One night in late April, Dentons partner Karl Hopkins was hobnobbing at the Swiss Hotel in Istanbul with Jim Jones, a retired four-star U.S. Marine Corps General and former National Security Advisor to President Barack Obama.
The pair recently banded together and have announced that Jones will join Dentons as a senior advisor, a role in which he will attend client pitches, refer work to the firm and agree to advise its clients on security-related and other issues.
Both were in Istanbul for a meeting of the NATO-focused think tank, the Atlantic Council, which Hopkins represents pro bono, and which Jones is closely affiliated with, chairing one of its boards. Through the organization, they cultivated a relationship, which Hopkins explained, sparked the idea of a business relationship. He said that because the geopolitical landscape is constantly in flux — Britons voted to withdraw from the European Union, Syria and other parts of the Middle East are in turmoil — his firms’ clients are interested in Jones’ advisory services.
By signing a commercial contract with Jones to help advise clients, the firm hopes to differentiate itself in the tight market for legal services and win more business.
“Clients are looking for more integrated, complete solutions particularly in the international space,” Hopkins told Big Law Business. “Just the scope of legal advice is no longer sufficient, you have to be able to integrate other perspectives.”
Jones is not the only nonlawyer that the firm has added to its ranks: In 2016, former Canadian Prime Minister Stephen Harper announced a strategic affiliation with the firm to “provide advice to clients on market access, managing global geopolitical and economic risk, and how to maximize value in global markets.” And former Congressman Newt Gingrich and former Vermont Governor Howard Dean, both nonlawyers, are also advisors to the firm.
It’s a play that other giant global firms have used to their advantage as well: DLA Piper, for instance, calls Spain’s former prime minister, Jose Maria Aznar, one of its senior advisors. Although Aznar is not listed on the firm’s website, he has helped the firm plant roots in South America — where it has offices in Brazil, Mexico, Colombia, Chile and Peru.

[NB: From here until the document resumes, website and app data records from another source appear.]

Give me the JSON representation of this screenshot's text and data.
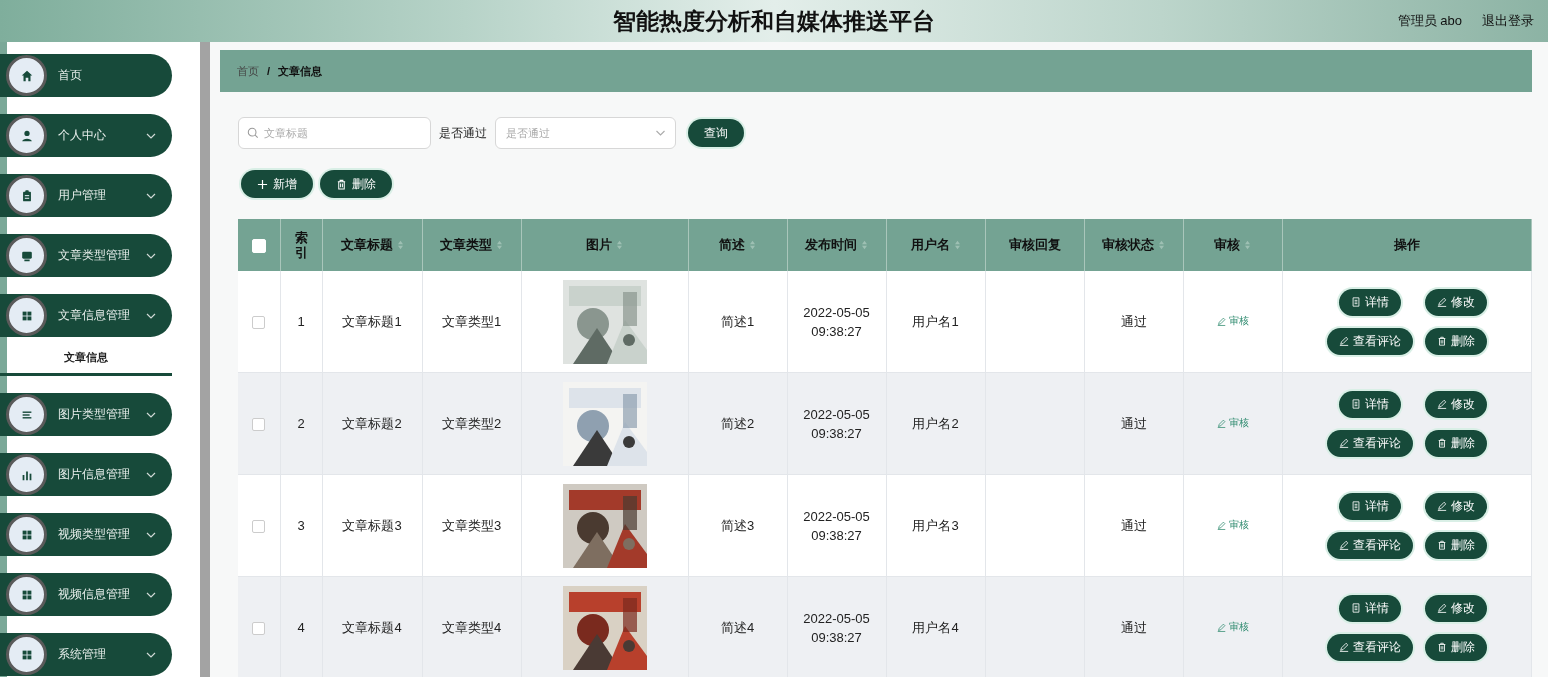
{
  "header": {
    "title": "智能热度分析和自媒体推送平台",
    "user": "管理员 abo",
    "logout": "退出登录"
  },
  "sidebar": {
    "items": [
      {
        "label": "首页",
        "selected": false,
        "submenu": false
      },
      {
        "label": "个人中心",
        "selected": false,
        "submenu": true
      },
      {
        "label": "用户管理",
        "selected": false,
        "submenu": true
      },
      {
        "label": "文章类型管理",
        "selected": false,
        "submenu": true
      },
      {
        "label": "文章信息管理",
        "selected": false,
        "submenu": true,
        "children": [
          {
            "label": "文章信息",
            "selected": true
          }
        ]
      },
      {
        "label": "图片类型管理",
        "selected": false,
        "submenu": true
      },
      {
        "label": "图片信息管理",
        "selected": false,
        "submenu": true
      },
      {
        "label": "视频类型管理",
        "selected": false,
        "submenu": true
      },
      {
        "label": "视频信息管理",
        "selected": false,
        "submenu": true
      },
      {
        "label": "系统管理",
        "selected": false,
        "submenu": true
      }
    ]
  },
  "breadcrumb": [
    "首页",
    "文章信息"
  ],
  "breadcrumb_separator": "/",
  "filters": {
    "title_field": {
      "placeholder": "文章标题"
    },
    "pass_label": "是否通过",
    "pass_select": {
      "placeholder": "是否通过"
    },
    "query_button": "查询"
  },
  "toolbar": [
    "新增",
    "删除"
  ],
  "table": {
    "all_checked": false,
    "columns": [
      {
        "label": "索引",
        "sortable": false
      },
      {
        "label": "文章标题",
        "sortable": true
      },
      {
        "label": "文章类型",
        "sortable": true
      },
      {
        "label": "图片",
        "sortable": true
      },
      {
        "label": "简述",
        "sortable": true
      },
      {
        "label": "发布时间",
        "sortable": true
      },
      {
        "label": "用户名",
        "sortable": true
      },
      {
        "label": "审核回复",
        "sortable": false
      },
      {
        "label": "审核状态",
        "sortable": true
      },
      {
        "label": "审核",
        "sortable": true
      },
      {
        "label": "操作",
        "sortable": false
      }
    ],
    "rows": [
      {
        "checked": false,
        "index": "1",
        "title": "文章标题1",
        "type": "文章类型1",
        "summary": "简述1",
        "date": "2022-05-05",
        "time": "09:38:27",
        "user": "用户名1",
        "status": "通过",
        "review": "审核",
        "actions": [
          "详情",
          "修改",
          "查看评论",
          "删除"
        ]
      },
      {
        "checked": false,
        "index": "2",
        "title": "文章标题2",
        "type": "文章类型2",
        "summary": "简述2",
        "date": "2022-05-05",
        "time": "09:38:27",
        "user": "用户名2",
        "status": "通过",
        "review": "审核",
        "actions": [
          "详情",
          "修改",
          "查看评论",
          "删除"
        ]
      },
      {
        "checked": false,
        "index": "3",
        "title": "文章标题3",
        "type": "文章类型3",
        "summary": "简述3",
        "date": "2022-05-05",
        "time": "09:38:27",
        "user": "用户名3",
        "status": "通过",
        "review": "审核",
        "actions": [
          "详情",
          "修改",
          "查看评论",
          "删除"
        ]
      },
      {
        "checked": false,
        "index": "4",
        "title": "文章标题4",
        "type": "文章类型4",
        "summary": "简述4",
        "date": "2022-05-05",
        "time": "09:38:27",
        "user": "用户名4",
        "status": "通过",
        "review": "审核",
        "actions": [
          "详情",
          "修改",
          "查看评论",
          "删除"
        ]
      }
    ]
  }
}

On its website, DLA Piper credits Aznar for playing a role in brokering a “cooperation agreement” with a law firm in Colombia, Martinez Neira Abogados, where firm leaders met with the country’s president as well as other government officials and business leaders, according to a press release.
Other firms have added nonlawyers as policy experts in healthcare law or technical experts in cybersecurity.
At Dentons, one project that caught the eye of Jones and Hopkins is the “Three Seas Initiative,” a massive investment in energy infrastucture by 12 countries located between the Baltic, Adriatic, and Black Seas. Later this summer, in Poland, leaders from the countries involved will hold a planning session for the project, which may involve building an energy pipeline as well as transportation and communications transmissions corridors, designed to offset Russia’s influence on the region, Jones said.
“It’ll be a huge opportunity for the U.S. private sector,” he said, adding, ”You need a company like Dentons that has a global presence and can tackle the myriad legal framework issues.”
Hopkins explained that no work has started on the project yet, but when it does, the firm hypothetically could seek to represent an energy company building part of a transmission line. That’s when Jones’ experience may come in handy if he can advise the client on what it’s like to work with a particular government or leader, he said.
The agreement with Jones, who previously had an arrangement with Akin Gump, dictates that he won’t pitch his advisory services with any other firms. His billing will vary depending on client needs, said Hopkins.
“Just being able to provide world class legal counsel is not enough,” he said, “you have to be able to provide other types of advice in the boardroom…. With all the world is going through, and the reactions to many years of globalization — there’s a populist movement in many countries, a nationalist movement in some — … its advantageous to have someone like General Jones who has a depth of experience.”